Throughout his life, Hornaday consistently demonstrated a remarkable inability to regard human beings as distinct from or innately higher than other forms of animal life. For example, in his Tales from Nature’s Wonderlands (1924)—a children’s book about animal wildlife—he placed a chapter on the Dyak people of Borneo between a chapter on “The Great Red Ape of Borneo” and “The Great Mountain Gorilla of East Africa.”
More infamously, however, this disregard for the distinction between animals and humans led Hornaday in his capacity as director of the New York Zoological Park to house and display an Congolese man named Ota Benga in the Primate House alongside a chimpanzee and an orangutan. In response to several black ministers’ complaints that the exhibit was degrading because it undermined the humanity of the black races, Hornaday pooh-poohed the accusations, stating when interviewed by the New York Times in September 1906 that he had intended the exhibitions to serve “purely as an ethnological exhibit…I am a believer in the Darwinian theory…but I hope my colored brethren will not take the absurd position that I am giving the exhibit to show the close analogy of the African savage to the apes. Benga is in the primate house because that was the most comfortable place we could find for him.” Here is a photo of Ota Benga and a chimpanzee that accompanied a piece entitled “The Story of Ota Benga, The Pygmy” in the July 1916 issue of the Zoological Society Bulletin:
What I find most interesting about the orangutan hunting and adoption accounts written by Wallace and Hornaday is how the different kinds of human beings they chose to describe the orangutans they encountered betray so much about the uncertainties circulating in the larger western scientific intellectual community at the time regarding the “worth” and “quality” of these different kinds of human beings.

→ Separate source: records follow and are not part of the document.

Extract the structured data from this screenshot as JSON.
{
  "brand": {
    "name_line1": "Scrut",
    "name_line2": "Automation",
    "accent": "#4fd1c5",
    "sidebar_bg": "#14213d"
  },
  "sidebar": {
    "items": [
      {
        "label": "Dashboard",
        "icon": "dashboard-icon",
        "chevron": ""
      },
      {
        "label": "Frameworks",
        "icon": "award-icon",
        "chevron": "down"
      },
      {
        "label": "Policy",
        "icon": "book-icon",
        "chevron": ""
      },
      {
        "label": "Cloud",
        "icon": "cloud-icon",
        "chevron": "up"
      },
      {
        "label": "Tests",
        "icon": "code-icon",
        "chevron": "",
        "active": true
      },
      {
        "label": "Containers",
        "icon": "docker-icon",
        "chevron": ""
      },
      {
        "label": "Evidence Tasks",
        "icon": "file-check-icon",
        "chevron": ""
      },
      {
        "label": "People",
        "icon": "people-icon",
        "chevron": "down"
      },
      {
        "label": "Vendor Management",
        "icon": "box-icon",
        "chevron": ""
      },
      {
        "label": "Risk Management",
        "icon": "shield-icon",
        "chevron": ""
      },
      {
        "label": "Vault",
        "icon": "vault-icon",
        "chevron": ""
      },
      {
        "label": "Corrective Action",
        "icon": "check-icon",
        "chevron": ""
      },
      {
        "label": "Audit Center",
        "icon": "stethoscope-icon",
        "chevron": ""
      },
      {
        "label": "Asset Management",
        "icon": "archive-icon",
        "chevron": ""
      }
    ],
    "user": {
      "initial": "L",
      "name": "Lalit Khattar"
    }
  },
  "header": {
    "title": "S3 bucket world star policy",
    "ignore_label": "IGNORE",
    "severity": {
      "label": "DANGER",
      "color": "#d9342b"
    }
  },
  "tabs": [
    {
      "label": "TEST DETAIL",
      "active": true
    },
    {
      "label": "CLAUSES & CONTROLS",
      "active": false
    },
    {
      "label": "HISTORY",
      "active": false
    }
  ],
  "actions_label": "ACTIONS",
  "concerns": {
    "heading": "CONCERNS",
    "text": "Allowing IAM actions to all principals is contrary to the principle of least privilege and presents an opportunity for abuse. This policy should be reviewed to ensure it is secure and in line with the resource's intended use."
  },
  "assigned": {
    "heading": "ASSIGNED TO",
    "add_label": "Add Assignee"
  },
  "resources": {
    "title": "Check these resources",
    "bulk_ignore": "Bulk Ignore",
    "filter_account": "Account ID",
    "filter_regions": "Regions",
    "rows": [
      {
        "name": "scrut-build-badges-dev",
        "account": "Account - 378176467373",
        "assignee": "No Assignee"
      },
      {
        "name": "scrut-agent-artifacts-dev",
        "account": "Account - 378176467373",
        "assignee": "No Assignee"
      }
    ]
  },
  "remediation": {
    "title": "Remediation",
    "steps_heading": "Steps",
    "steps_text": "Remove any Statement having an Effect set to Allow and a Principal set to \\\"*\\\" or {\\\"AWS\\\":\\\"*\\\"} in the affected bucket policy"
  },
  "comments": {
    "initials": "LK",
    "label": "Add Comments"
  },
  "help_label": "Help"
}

A more fully fleshed out version of these thoughts and observations will appear at some point in an article that has been accepted at Clio: A Journal of Literature, History, and the Philosophy of History.
But it won’t have these really interesting illustrations and photos accompanying it. Where I work currently, I don’t have separate funds to pay for the inclusion of visuals along with my article (the prices aren’t excessively high, but they’re enough that I don’t want to pay for them out of my own pocket). And in any case, I thought that more people would probably get to enjoy them if I included them here. They’re all in the public domain, and all can be found in online scanned versions of the texts, which can be found in archive.org
, or from the link to the Christie’s site I include above. Enjoy! Or be perturbed. Or more likely, experience both at once.
 The brief summary of the development of “baby science” is derived from Sally Shuttleworth, The Mind of the Child: Child Development in Literature, Science, and Medicine, 1830-1900 (New York: Oxford UP, 2010).